Call in sick at work. Hire a sitter for your kids, dogs or significant other. Take a long nap, then slam back a triple espresso. That may sound like a daunting prep for an evening at the opera, but the Met’s stunning revival of Richard Wagner’s Parsifal is more than just highbrow entertainment. It’s an artistic experience that could change your life. That’s just what the composer intended this 1882 epic to accomplish.
As Jane Powell, Kathryn Grayson and innumerable state-level pageant contestants have so often reminded us, “Love is where you find it, / Don’t be blind, it’s / All around you, everywhere!” And so it is with good singing in the Met’s current Italian opera performances: it’s there, but you do have to do some digging to turn it up. In last night’s revival of Verdi’s Il Trovatore, for example, it was very hard to love Yonghoon Lee’s blatty and blatant attack on the leading role.
The Prototype Festival has totally spoiled me, I’m afraid.
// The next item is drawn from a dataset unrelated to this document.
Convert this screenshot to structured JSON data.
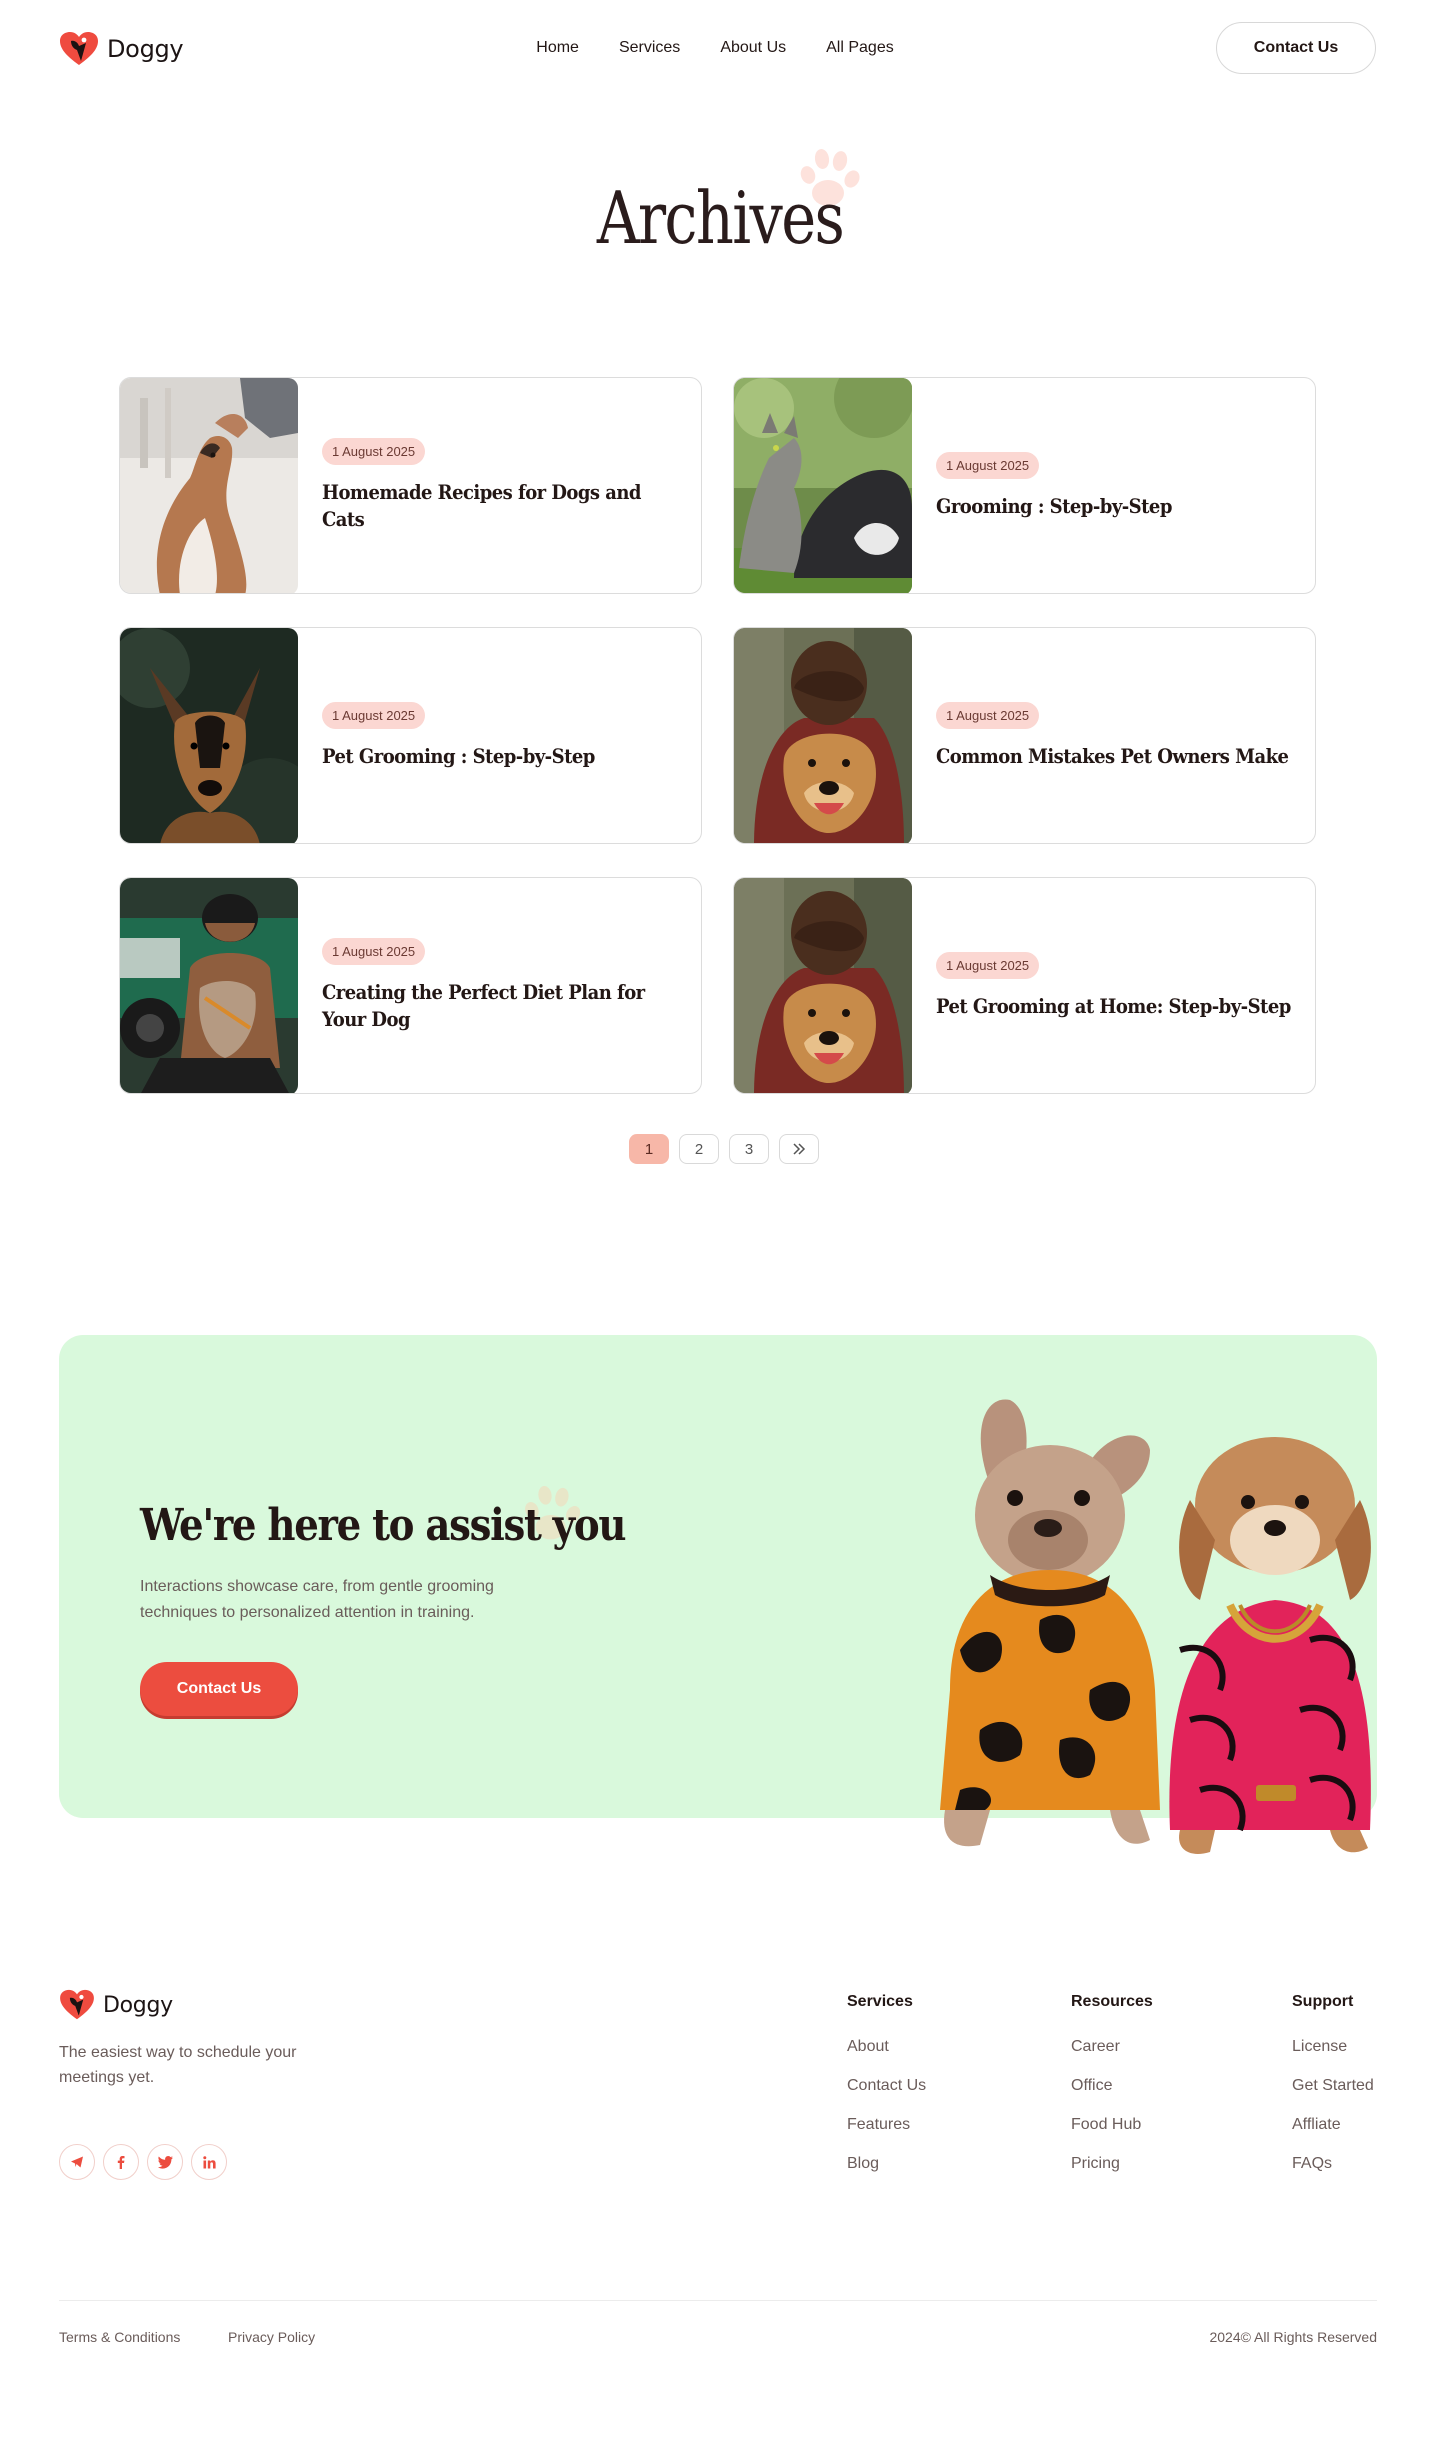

For the past six winters, this co-production of Beth Morrison Projects and HERE has popped up in New York City, seemingly at the very stroke of the New Year, offering a veritable orgy of new opera in bracing contrast to the generally dreary repertoire offered at the Met during the same period.
Muck Rack makes it simple to find people, tweets, or articles that mention any name, keyword, company, hashtag etc. We've compiled this guide to help you make the most of your search.
Selecting a term
Start searching tweets, articles from media outlets, articles mentioned in tweets, journalists'
names, titles and bios with some suggested searches:
Companies or Topics (e.g. iPhone, Microsoft)
Phrases (e.g. "cloud computing") — use quotes to keep the terms together
Twitter handles (e.g. @username) — returns those who have mentioned or replied to
Names (e.g. "David Pogue")
Hashtags (e.g. #sxsw, #london2012)
Bio details (e.g. vegan, Olympics, father)
Muck Rack's Advanced Search allows for many boolean operators.
Find results that mention multiple specified terms, use AND or
+. For example, ensure each result contains both Elon Musk and Mark Zuckerberg by
searching Musk AND Zuckerberg or Musk + Zuckerberg.
Use the operators OR or , to broaden your search when you'd like either of
multiple terms to appear in results. (This is the default behavior of our search when no operators
are used). For example, results will contain either cake or cookie by searching cake OR cookie or cake,cookie
Use NOT or - to subtract results from your search. For
example, searching Disney will yield results about the Walt Disney Company as well as Walt Disney
World Resort. To exclude mentions of Disney World, search for Disney -World or Disney
When using one of these operators with a phrase, enclose it in quotation marks. For example, you can
find results about smartphones excluding Apple's iPhone 4S by searching smartphone -"iPhone
Exact case matching or punctuation
If you're searching for a brand name or keyword that relies on specific punctuation marks or capitalization, you can
find results that match your exact query by adding matchcase: before the keyword you're searching for, like matchcase:E*TRADE .
Use parentheses to separate multiple
boolean phrases. For example, to find journalists talking about having fun in Disney World or
Disneyland, search for ("disney world" OR disneyland) AND fun.
An asterisk can be used to search for any variation of a root word truncated by the asterisk. For example, searching for admin* will return results for administrator, administration, administer, administered, etc.
A near operator is an AND operator where you can control the distance between the words. You can vary the distance the near operation uses by adding a forward slash and number (between 0-99) such as strawberries NEAR/10 "whipped cream", which means the strawberries must exist within 10 words of "whipped cream".